Transforming and relating : re-integrating the professional nurse into the work-place after substance dependency treatment
AuthorAxer, Mark S.
KeywordsNurses -- psychology.
Substance-Related Disorders -- rehabilitation.
Substance-Related Disorders -- prevention & control.
AdvisorBadger, Terry A.
MetadataShow full item record
PublisherThe University of Arizona.
RightsCopyright © is held by the author. Digital access to this material is made possible by the University Libraries, University of Arizona. Further transmission, reproduction or presentation (such as public display or performance) of protected items is prohibited except with permission of the author.
AbstractThe purpose of this exploratory study was to describe the social processes which facilitate or obstruct recovering nurses' reentry into the clinical work setting. Utilizing grounded theory methodology four recovering substance dependent registered nurses described their experience during open ended interviews. A constant comparative analysis of the data was conducted. Re-integration into the work-place consisted of an inner transformation and reorganization of relationships with others. Inner transformation originated with recognizing harmful aspects of the self which arose from substance dependency. The four recovering nurses used strategies to transform these harmful aspects of their character into positive attributes. Two factors characterized the process of re-creating relationships with others. First, nurses' return to work disrupted roles, created discomfort in others, and generated stigma and discrimination.
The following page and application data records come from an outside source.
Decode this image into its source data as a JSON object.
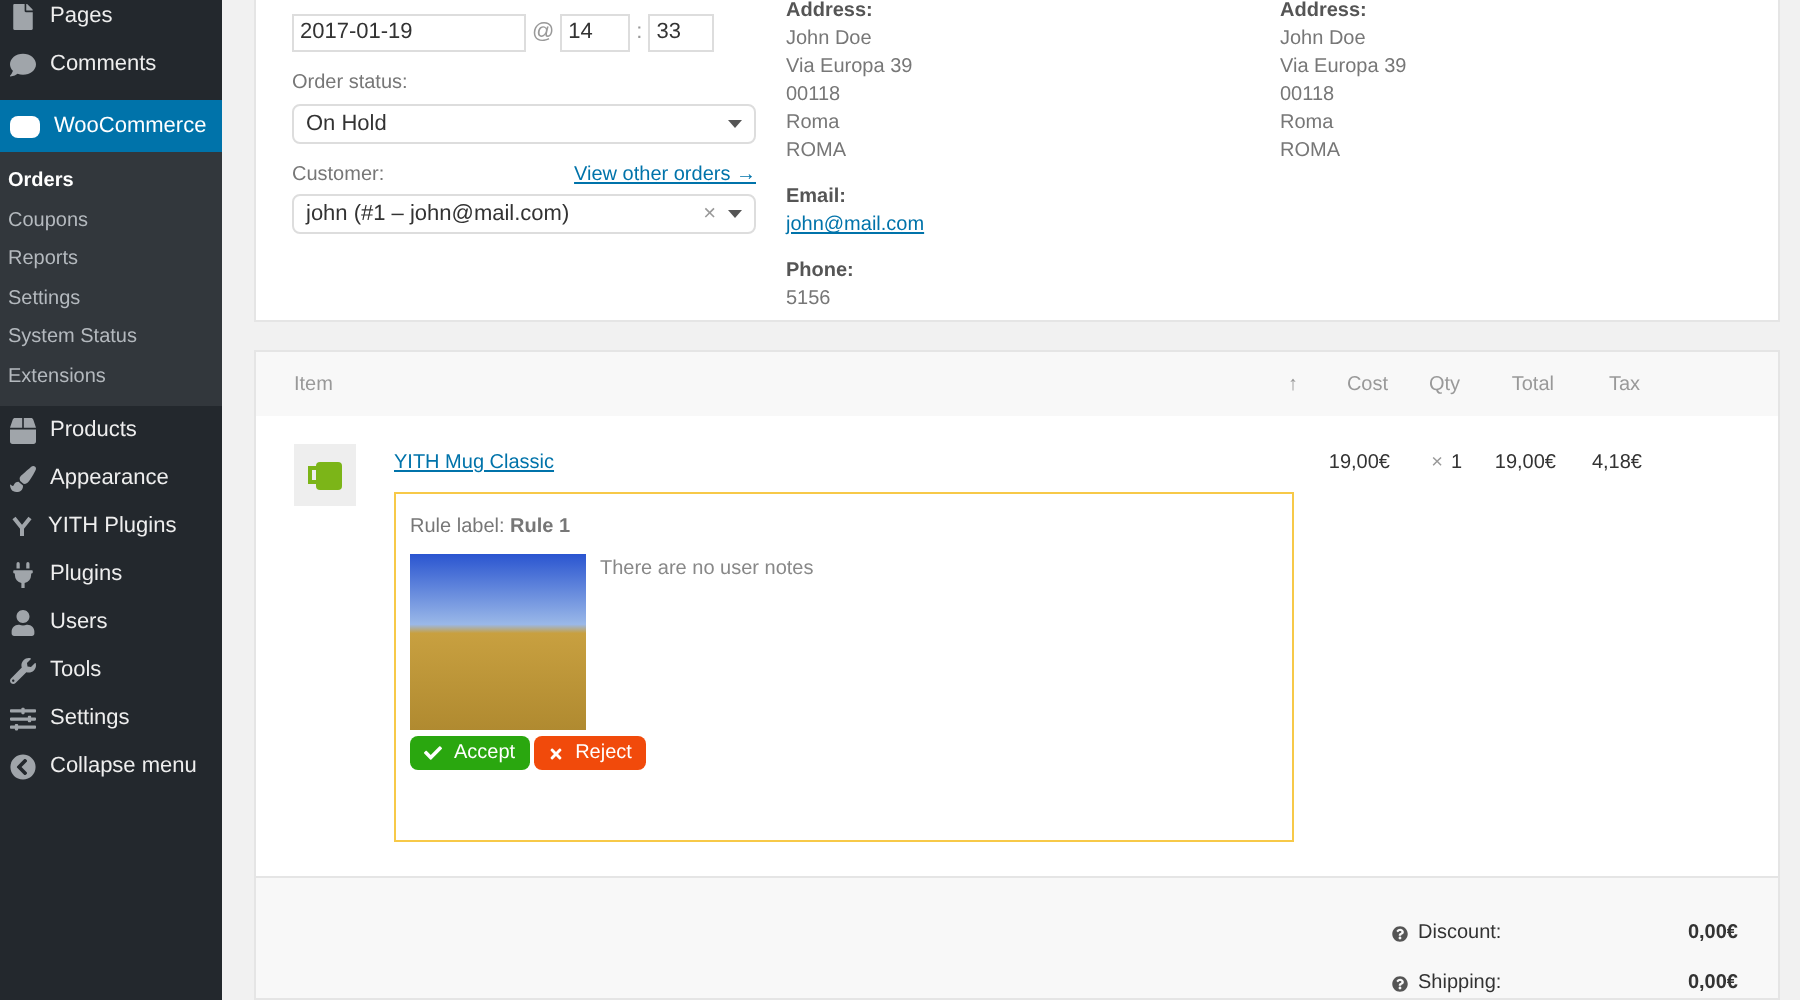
{
  "sidebar": {
    "items": [
      {
        "label": "Pages",
        "kind": "pages",
        "selected": false
      },
      {
        "label": "Comments",
        "kind": "comments",
        "selected": false
      },
      {
        "label": "WooCommerce",
        "kind": "woo",
        "selected": true,
        "children": [
          {
            "label": "Orders",
            "selected": true
          },
          {
            "label": "Coupons",
            "selected": false
          },
          {
            "label": "Reports",
            "selected": false
          },
          {
            "label": "Settings",
            "selected": false
          },
          {
            "label": "System Status",
            "selected": false
          },
          {
            "label": "Extensions",
            "selected": false
          }
        ]
      },
      {
        "label": "Products",
        "kind": "products",
        "selected": false
      },
      {
        "label": "Appearance",
        "kind": "appearance",
        "selected": false
      },
      {
        "label": "YITH Plugins",
        "kind": "yith",
        "selected": false
      },
      {
        "label": "Plugins",
        "kind": "plugins",
        "selected": false
      },
      {
        "label": "Users",
        "kind": "users",
        "selected": false
      },
      {
        "label": "Tools",
        "kind": "tools",
        "selected": false
      },
      {
        "label": "Settings",
        "kind": "settings",
        "selected": false
      },
      {
        "label": "Collapse menu",
        "kind": "collapse",
        "selected": false
      }
    ]
  },
  "order": {
    "date": "2017-01-19",
    "at": "@",
    "hour": "14",
    "sep": ":",
    "minute": "33",
    "status_label": "Order status:",
    "status": "On Hold",
    "customer_label": "Customer:",
    "other_orders_link": "View other orders →",
    "customer": "john (#1 – john@mail.com)",
    "clear": "×"
  },
  "billing": {
    "address_label": "Address:",
    "address": [
      "John Doe",
      "Via Europa 39",
      "00118",
      "Roma",
      "ROMA"
    ],
    "email_label": "Email:",
    "email": "john@mail.com",
    "phone_label": "Phone:",
    "phone": "5156"
  },
  "shipping": {
    "address_label": "Address:",
    "address": [
      "John Doe",
      "Via Europa 39",
      "00118",
      "Roma",
      "ROMA"
    ]
  },
  "items_table": {
    "columns": [
      "Item",
      "↑",
      "Cost",
      "Qty",
      "Total",
      "Tax"
    ],
    "rows": [
      {
        "name": "YITH Mug Classic",
        "cost": "19,00€",
        "qty_prefix": "×",
        "qty": "1",
        "total": "19,00€",
        "tax": "4,18€",
        "rule": {
          "label": "Rule label: **Rule 1**",
          "notes": "There are no user notes",
          "accept": "Accept",
          "reject": "Reject"
        }
      }
    ]
  },
  "totals": [
    {
      "label": "Discount:",
      "value": "0,00€"
    },
    {
      "label": "Shipping:",
      "value": "0,00€"
    }
  ]
}
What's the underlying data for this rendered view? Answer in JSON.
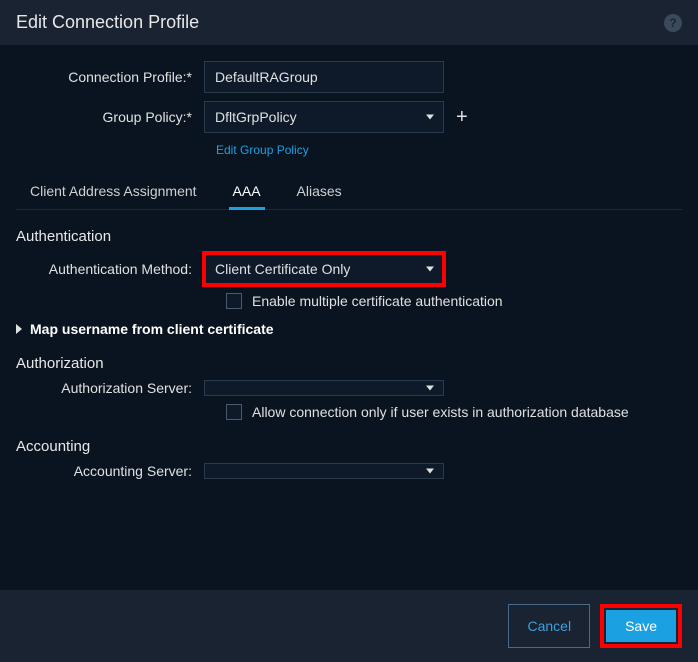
{
  "header": {
    "title": "Edit Connection Profile"
  },
  "form": {
    "profile_label": "Connection Profile:*",
    "profile_value": "DefaultRAGroup",
    "group_policy_label": "Group Policy:*",
    "group_policy_value": "DfltGrpPolicy",
    "edit_group_link": "Edit Group Policy"
  },
  "tabs": {
    "address": "Client Address Assignment",
    "aaa": "AAA",
    "aliases": "Aliases"
  },
  "auth": {
    "section": "Authentication",
    "method_label": "Authentication Method:",
    "method_value": "Client Certificate Only",
    "enable_multi": "Enable multiple certificate authentication",
    "map_user": "Map username from client certificate"
  },
  "authz": {
    "section": "Authorization",
    "server_label": "Authorization Server:",
    "server_value": "",
    "allow_only": "Allow connection only if user exists in authorization database"
  },
  "acct": {
    "section": "Accounting",
    "server_label": "Accounting Server:",
    "server_value": ""
  },
  "footer": {
    "cancel": "Cancel",
    "save": "Save"
  }
}
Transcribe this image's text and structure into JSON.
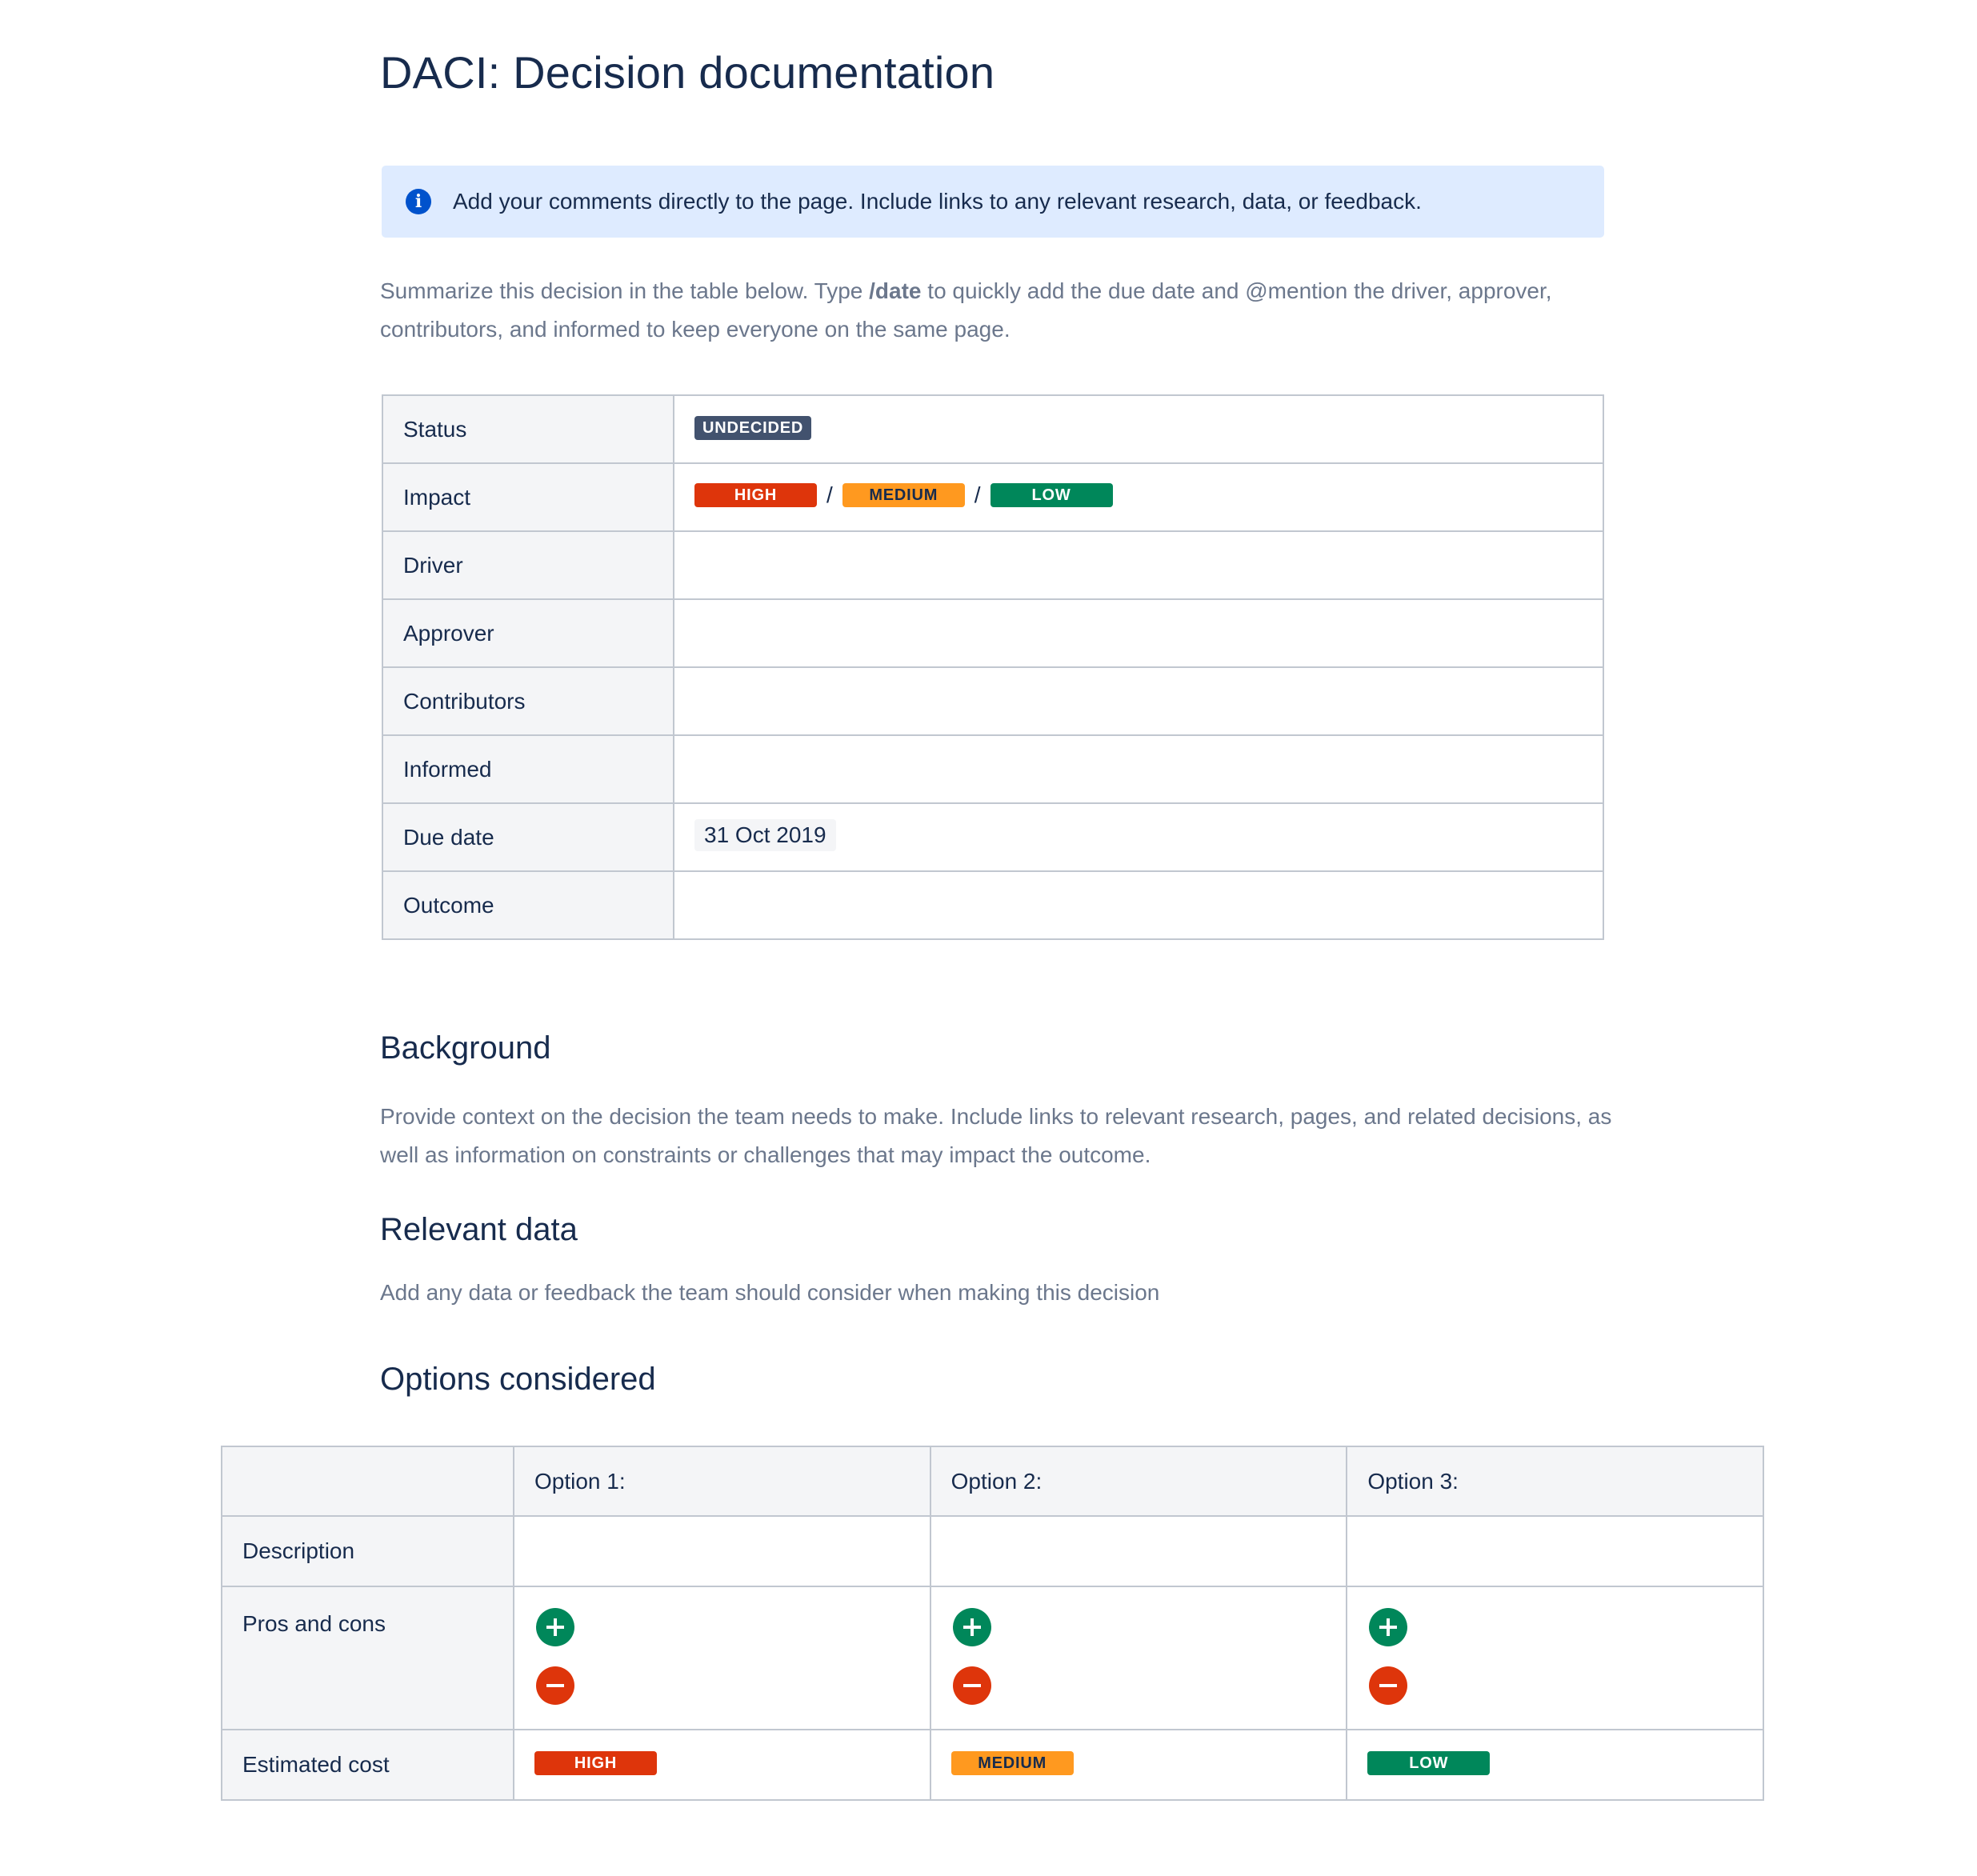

Second, restrictions to practice, and treatment and 12 step support aided the nurses' recovery.
Degree ProgramGraduate College